Exercise aim:
Find every line below that contains the word "icon" and copy it out.

(Excerpts from an interface dataset)

=== Begin Enclosure ===

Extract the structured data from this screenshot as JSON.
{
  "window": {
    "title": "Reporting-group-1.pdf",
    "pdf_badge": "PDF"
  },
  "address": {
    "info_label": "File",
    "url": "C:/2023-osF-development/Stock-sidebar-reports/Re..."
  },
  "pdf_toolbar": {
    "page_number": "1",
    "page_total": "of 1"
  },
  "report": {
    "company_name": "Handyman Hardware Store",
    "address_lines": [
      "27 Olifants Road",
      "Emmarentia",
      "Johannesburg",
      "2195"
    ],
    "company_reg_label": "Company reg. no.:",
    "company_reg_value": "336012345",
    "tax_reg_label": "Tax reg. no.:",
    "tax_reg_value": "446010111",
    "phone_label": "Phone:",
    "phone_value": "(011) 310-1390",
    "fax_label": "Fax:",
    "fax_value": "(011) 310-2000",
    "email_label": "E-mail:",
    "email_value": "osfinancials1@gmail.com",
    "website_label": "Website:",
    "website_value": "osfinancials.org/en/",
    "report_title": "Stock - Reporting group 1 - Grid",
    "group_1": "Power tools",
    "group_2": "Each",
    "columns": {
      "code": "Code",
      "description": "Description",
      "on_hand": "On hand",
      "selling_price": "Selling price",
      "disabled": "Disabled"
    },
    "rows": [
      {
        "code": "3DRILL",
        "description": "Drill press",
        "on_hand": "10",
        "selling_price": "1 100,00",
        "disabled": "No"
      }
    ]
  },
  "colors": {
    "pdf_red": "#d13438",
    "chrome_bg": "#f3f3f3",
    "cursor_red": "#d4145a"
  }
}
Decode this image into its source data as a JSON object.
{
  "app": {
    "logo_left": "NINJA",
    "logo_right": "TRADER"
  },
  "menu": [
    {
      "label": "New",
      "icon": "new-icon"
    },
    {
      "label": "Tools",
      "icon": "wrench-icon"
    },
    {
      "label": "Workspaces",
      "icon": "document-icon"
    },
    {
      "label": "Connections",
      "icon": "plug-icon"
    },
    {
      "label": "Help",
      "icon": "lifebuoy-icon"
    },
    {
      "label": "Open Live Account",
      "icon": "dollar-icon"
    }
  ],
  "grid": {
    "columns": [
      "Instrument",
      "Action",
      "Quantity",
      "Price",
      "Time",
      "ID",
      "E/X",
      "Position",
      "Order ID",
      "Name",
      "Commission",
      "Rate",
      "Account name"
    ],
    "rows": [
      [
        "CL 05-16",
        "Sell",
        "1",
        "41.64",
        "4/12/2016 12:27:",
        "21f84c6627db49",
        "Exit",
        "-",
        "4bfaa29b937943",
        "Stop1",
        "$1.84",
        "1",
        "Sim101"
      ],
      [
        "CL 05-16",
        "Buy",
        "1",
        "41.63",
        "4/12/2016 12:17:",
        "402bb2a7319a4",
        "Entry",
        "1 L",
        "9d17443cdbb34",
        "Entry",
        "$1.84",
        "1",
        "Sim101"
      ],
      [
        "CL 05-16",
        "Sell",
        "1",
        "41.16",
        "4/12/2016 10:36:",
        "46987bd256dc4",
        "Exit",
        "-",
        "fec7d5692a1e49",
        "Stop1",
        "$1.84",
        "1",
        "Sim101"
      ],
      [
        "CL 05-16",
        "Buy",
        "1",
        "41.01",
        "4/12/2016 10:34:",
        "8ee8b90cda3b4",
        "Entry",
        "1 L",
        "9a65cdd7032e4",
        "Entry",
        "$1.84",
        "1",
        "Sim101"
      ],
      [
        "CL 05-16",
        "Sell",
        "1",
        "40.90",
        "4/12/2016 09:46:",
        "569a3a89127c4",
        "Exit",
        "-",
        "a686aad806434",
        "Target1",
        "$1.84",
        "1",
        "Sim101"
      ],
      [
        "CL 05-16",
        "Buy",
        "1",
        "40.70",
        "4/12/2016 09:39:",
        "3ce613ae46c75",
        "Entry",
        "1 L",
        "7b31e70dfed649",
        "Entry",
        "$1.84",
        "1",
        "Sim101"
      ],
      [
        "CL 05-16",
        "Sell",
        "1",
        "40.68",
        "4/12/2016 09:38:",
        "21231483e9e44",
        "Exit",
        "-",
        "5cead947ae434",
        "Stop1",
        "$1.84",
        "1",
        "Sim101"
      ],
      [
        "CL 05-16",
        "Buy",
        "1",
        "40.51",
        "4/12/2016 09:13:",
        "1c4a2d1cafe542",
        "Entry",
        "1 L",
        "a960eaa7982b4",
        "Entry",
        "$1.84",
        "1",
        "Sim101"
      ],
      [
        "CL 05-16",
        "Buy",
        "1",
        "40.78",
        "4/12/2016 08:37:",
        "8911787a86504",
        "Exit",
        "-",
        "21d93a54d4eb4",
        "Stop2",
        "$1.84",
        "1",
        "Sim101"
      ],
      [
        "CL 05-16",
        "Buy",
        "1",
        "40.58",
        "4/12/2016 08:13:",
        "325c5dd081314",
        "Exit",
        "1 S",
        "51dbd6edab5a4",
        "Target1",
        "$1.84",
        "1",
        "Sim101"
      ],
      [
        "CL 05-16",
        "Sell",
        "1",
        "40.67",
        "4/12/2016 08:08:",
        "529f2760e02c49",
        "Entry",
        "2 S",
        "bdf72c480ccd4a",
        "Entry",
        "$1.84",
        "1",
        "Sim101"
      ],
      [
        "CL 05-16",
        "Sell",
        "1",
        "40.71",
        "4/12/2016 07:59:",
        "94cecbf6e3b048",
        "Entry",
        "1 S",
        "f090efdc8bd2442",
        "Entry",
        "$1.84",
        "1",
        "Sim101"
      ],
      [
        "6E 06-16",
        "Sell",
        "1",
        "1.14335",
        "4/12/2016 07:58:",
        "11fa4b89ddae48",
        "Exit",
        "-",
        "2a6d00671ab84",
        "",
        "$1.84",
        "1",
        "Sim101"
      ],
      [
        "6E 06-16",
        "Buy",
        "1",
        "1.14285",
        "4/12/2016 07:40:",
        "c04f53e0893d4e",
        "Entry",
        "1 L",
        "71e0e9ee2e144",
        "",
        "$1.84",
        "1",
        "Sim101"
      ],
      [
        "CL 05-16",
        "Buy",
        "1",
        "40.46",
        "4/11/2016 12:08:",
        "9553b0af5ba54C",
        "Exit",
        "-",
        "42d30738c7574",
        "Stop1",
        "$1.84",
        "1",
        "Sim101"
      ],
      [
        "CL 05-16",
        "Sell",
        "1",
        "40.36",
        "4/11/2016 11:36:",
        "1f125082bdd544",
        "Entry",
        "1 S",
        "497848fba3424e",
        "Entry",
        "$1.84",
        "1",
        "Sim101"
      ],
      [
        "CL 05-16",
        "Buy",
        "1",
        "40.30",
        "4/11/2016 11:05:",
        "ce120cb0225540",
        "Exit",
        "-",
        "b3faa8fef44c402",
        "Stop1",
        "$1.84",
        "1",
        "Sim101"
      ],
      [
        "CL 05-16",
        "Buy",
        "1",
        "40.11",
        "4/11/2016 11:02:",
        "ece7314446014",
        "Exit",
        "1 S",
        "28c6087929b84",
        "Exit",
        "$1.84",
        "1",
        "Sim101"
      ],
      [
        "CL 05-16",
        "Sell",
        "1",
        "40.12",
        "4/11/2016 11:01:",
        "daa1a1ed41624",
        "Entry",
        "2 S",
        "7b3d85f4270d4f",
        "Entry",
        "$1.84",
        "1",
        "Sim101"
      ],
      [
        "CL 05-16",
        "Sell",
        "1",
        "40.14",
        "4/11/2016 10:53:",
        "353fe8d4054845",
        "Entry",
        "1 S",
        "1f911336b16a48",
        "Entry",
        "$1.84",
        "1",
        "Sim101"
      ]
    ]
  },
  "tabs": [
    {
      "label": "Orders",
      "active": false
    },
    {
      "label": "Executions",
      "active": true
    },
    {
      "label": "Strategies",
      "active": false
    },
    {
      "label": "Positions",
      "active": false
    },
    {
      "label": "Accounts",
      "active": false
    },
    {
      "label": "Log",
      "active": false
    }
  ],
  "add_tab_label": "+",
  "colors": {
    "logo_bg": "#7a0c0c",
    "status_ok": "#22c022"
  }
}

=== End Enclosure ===

Task result:
      "icon": "new-icon"
      "icon": "wrench-icon"
      "icon": "document-icon"
      "icon": "plug-icon"
      "icon": "lifebuoy-icon"
      "icon": "dollar-icon"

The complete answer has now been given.